*** Begin section ***

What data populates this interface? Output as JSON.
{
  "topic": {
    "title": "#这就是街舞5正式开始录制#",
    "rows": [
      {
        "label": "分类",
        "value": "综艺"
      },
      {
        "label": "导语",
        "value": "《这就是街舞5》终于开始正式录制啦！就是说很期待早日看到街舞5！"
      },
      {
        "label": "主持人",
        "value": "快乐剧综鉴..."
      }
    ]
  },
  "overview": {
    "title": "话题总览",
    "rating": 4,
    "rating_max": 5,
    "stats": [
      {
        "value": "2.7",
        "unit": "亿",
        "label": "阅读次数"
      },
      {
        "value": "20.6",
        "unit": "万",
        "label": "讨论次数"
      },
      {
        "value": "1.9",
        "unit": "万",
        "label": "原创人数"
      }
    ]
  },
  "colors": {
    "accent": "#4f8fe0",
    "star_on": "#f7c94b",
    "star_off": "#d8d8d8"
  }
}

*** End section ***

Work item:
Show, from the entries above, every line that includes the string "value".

Exercise output:
        "value": "综艺"
        "value": "《这就是街舞5》终于开始正式录制啦！就是说很期待早日看到街舞5！"
        "value": "快乐剧综鉴..."
        "value": "2.7",
        "value": "20.6",
        "value": "1.9",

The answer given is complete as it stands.